YOUR ASSIGNMENT: How many lines in the entries below contain the string "name"? Reply with the number only.

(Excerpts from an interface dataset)

◆ ◆ ◆ ◆ ◆ ◆ ◆

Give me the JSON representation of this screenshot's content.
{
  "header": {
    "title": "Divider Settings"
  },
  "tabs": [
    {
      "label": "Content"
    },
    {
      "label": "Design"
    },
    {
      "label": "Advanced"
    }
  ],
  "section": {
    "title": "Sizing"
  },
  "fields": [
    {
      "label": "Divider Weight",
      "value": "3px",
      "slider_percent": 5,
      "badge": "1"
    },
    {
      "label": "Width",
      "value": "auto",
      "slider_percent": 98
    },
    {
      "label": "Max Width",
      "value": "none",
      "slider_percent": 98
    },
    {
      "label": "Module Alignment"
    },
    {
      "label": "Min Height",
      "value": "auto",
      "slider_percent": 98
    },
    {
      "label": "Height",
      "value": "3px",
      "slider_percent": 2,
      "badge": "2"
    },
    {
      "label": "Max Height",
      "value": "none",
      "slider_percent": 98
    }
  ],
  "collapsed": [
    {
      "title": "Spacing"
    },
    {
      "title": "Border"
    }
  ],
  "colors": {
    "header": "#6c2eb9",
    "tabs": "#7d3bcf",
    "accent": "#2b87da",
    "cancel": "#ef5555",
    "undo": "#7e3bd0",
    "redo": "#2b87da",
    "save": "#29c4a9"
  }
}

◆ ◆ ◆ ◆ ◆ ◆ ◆

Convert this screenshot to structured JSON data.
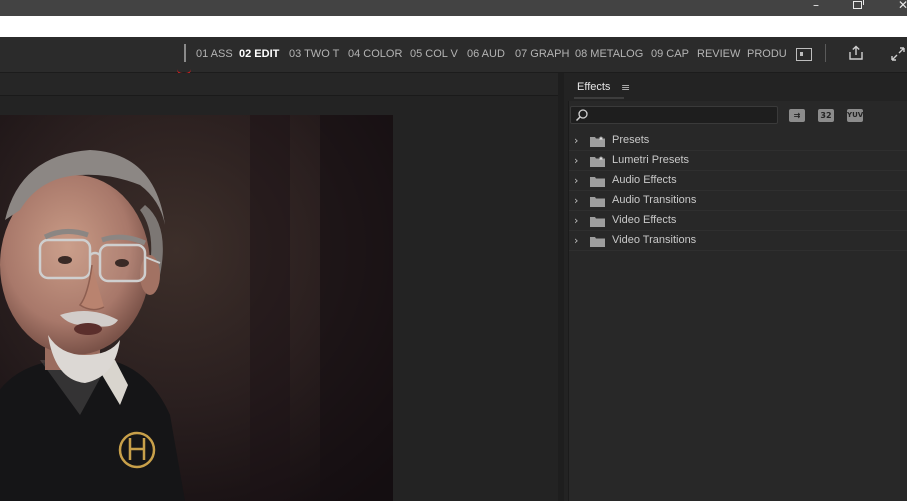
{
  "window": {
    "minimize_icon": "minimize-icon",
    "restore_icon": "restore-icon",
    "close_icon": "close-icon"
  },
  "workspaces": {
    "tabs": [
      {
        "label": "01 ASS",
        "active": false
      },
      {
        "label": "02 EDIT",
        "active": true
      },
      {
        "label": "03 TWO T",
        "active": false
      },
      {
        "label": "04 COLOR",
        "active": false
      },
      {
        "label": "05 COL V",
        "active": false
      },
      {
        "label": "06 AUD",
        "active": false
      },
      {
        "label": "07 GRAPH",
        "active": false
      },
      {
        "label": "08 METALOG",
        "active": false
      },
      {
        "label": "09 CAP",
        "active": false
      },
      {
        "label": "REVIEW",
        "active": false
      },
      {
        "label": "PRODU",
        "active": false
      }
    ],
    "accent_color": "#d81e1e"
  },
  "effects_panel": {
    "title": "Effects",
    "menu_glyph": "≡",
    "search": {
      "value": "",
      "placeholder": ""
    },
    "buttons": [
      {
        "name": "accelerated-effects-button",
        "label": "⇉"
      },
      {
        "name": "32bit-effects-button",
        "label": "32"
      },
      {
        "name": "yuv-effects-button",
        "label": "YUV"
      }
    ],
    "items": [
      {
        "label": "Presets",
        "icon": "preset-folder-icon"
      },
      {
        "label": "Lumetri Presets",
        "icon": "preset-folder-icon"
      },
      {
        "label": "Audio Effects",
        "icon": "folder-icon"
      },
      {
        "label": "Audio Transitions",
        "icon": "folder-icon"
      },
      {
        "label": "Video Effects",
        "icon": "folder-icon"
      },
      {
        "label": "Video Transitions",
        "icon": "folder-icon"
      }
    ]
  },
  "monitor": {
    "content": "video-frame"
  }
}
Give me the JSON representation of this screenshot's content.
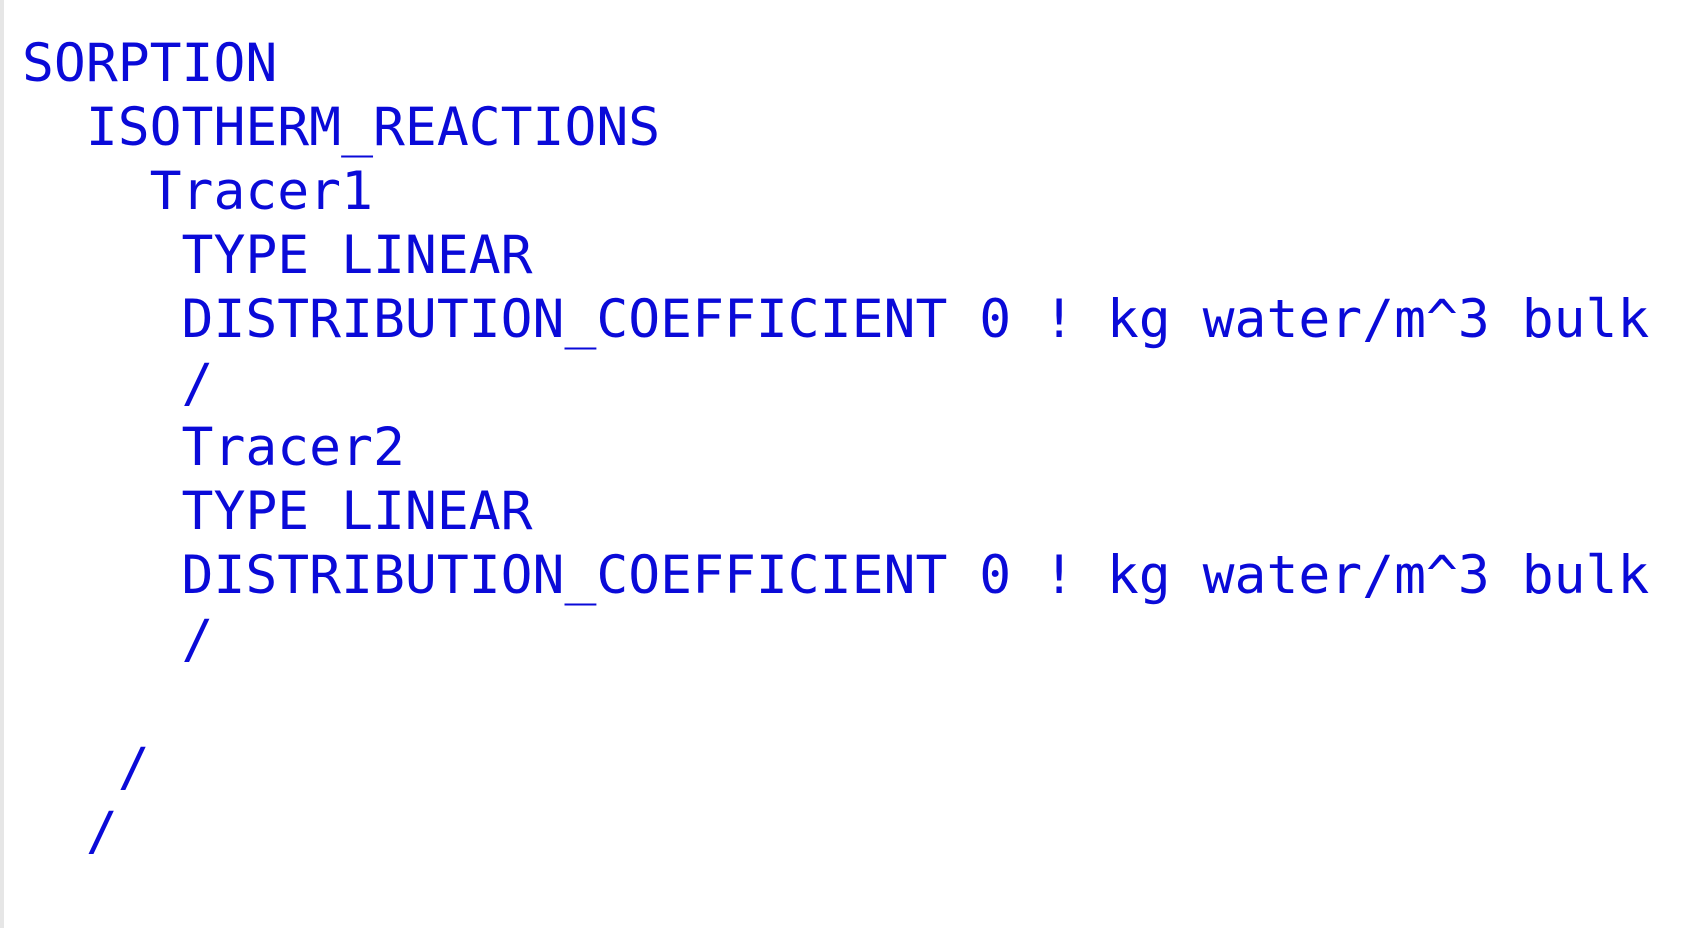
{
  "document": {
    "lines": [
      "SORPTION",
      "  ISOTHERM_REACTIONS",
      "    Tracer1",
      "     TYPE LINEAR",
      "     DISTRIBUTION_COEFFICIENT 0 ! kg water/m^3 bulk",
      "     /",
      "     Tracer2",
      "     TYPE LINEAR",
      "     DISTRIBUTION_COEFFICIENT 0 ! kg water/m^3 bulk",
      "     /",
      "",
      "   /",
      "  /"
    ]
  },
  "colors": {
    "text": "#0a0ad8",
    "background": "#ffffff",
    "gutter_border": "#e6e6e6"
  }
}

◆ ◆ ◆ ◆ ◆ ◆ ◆

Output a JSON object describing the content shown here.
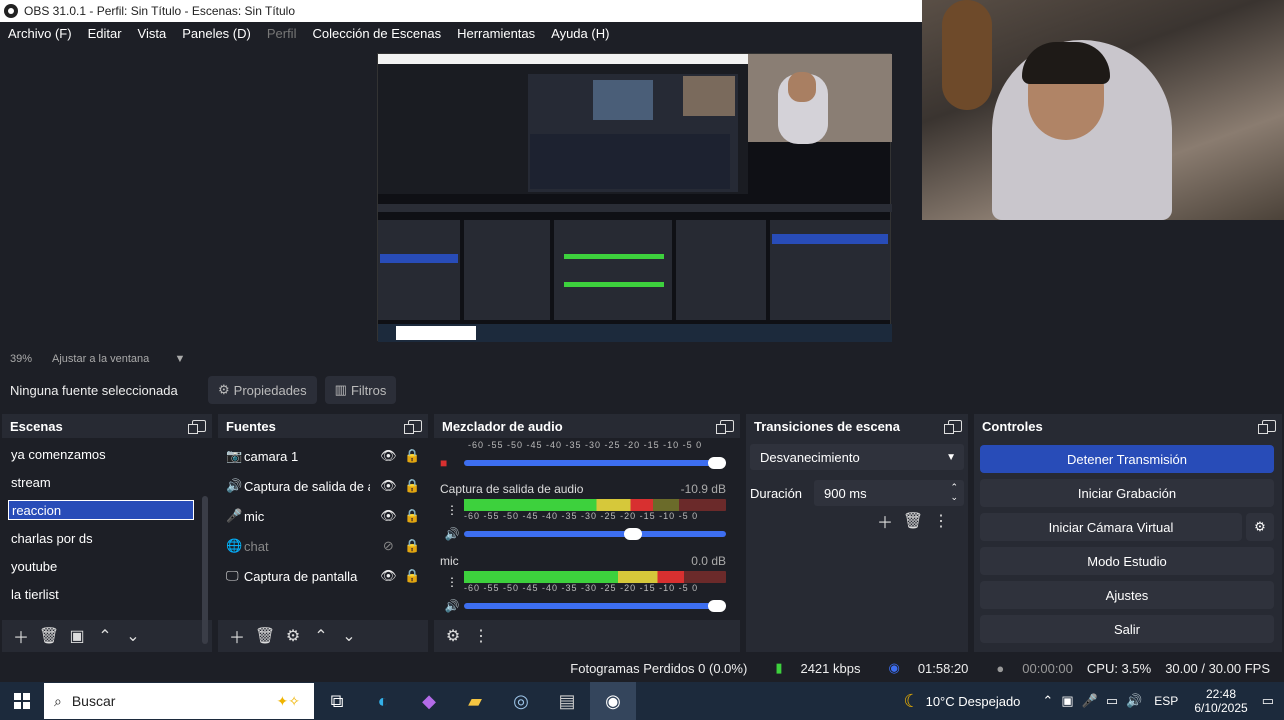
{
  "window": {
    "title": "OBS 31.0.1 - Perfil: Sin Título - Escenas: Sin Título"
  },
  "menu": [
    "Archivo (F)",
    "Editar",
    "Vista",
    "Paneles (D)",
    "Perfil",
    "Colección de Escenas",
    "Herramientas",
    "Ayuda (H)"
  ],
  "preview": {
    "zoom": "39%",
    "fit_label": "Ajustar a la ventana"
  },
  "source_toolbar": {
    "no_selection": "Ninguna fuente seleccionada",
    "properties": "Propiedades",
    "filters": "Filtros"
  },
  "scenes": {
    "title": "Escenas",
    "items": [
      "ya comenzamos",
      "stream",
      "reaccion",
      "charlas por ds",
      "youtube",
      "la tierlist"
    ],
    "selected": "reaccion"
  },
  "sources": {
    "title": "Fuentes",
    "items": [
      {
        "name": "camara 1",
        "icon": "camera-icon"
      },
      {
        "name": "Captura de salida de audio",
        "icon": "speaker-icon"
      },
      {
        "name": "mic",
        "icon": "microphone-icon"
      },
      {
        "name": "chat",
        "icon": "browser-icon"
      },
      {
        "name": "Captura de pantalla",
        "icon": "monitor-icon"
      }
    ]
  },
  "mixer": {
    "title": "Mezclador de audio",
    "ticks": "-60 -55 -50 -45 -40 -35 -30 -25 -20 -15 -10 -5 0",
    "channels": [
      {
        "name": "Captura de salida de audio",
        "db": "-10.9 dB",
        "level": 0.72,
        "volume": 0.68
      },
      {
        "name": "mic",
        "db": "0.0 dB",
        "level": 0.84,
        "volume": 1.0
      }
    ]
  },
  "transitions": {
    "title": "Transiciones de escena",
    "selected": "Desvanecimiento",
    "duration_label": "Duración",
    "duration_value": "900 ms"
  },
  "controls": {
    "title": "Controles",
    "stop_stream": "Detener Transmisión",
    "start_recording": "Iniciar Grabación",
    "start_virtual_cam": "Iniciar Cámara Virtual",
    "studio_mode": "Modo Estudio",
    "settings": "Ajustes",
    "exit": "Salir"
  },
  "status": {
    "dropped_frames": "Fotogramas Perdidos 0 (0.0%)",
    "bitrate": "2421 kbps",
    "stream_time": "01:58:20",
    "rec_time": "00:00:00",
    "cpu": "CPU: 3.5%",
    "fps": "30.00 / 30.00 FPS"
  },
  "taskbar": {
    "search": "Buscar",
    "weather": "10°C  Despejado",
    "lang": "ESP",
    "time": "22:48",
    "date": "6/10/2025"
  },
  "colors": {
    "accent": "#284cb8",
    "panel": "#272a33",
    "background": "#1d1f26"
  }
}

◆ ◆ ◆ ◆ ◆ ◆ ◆

RESULT BELOW: 10